The Faces of 90.5 WESA
Mon October 29, 2012
Correction Reform Legislation Passed As Result Of Bipartisan Efforts
Pennsylvania is expected to save approximately $300 million as a result of a bipartisan effort to pass corrections reform legislation. The final component of the Justice Reinvestment Initiative (JRI) redirects and increases funding for non-violent offender programs while reducing spending on and the number of inmates in state prisons.
The reinvestment portion of the reform was unanimously passed in the Senate and House in the last days of the 2012 session.
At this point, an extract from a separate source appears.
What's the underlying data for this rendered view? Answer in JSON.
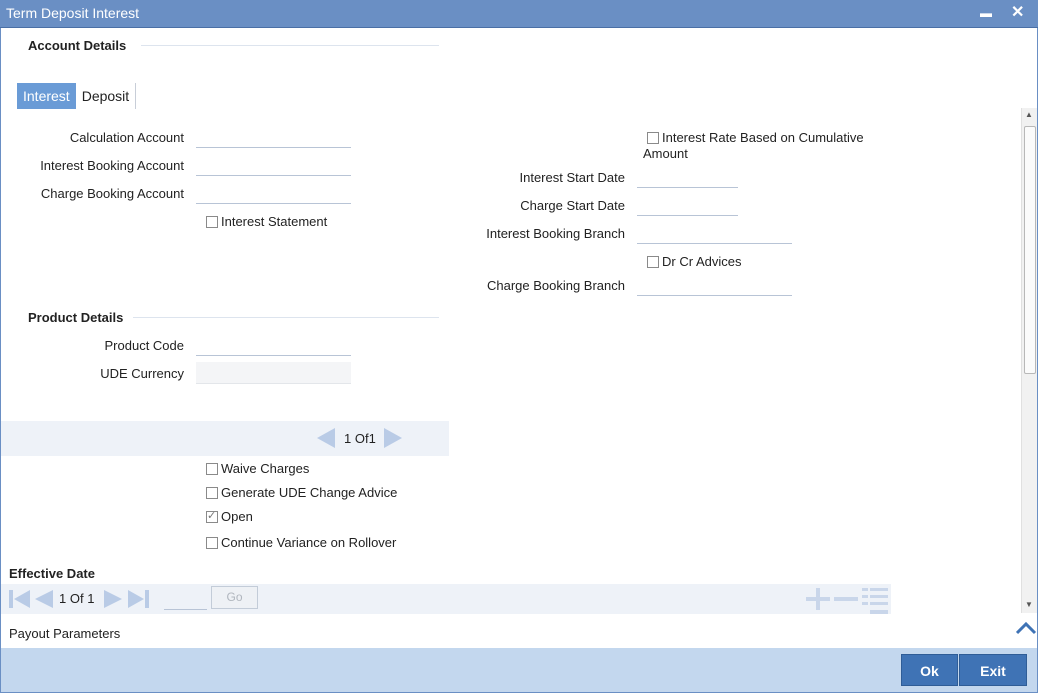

The first half of the JRI was passed in July 2012. Both have been signed by the governor.
Senate Minority Leader, Jay Costa (D-Allegheny) said the legislation is fundamental in saving taxpayers money. “It starts with correction reform, and the savings from correction reform are then taken, part of those savings are taken and being driven back into the community both on the front end in crime prevention programs, but also in various stages of the process where a person is incarcerated,” Costa said.
In addition, it will halt the increase Pennsylvania’s spending, which has risen from $185 million to $1.8 billion since 1985.
Costa said about $90 million of the savings will be designated for communities throughout the state. “They would be able to provide resources to programs that are effective in helping folks reenter back into the community, making sure that what I can ‘aftercare’ is there for folks who are integrating back into the community in terms of employment, generating and developing employment skills, all those types of things,” Costa said.
Moving forward, Costa said the state has to continue to monitor the success of the programs. “We need to monitor and makes sure that those dollars that we spend are in fact keeping people out of the system. Folks that may have interaction with the court system or interaction with police for example, are police programs that we are investing in effective in getting people in the right place?” he said.
The JRI is a companion to Act 122 of 2012, which supports initiatives such as increased use of treatment efforts and programming for release of non-violent offenders, and alternative sentencing for non-violent offenders serving short-term.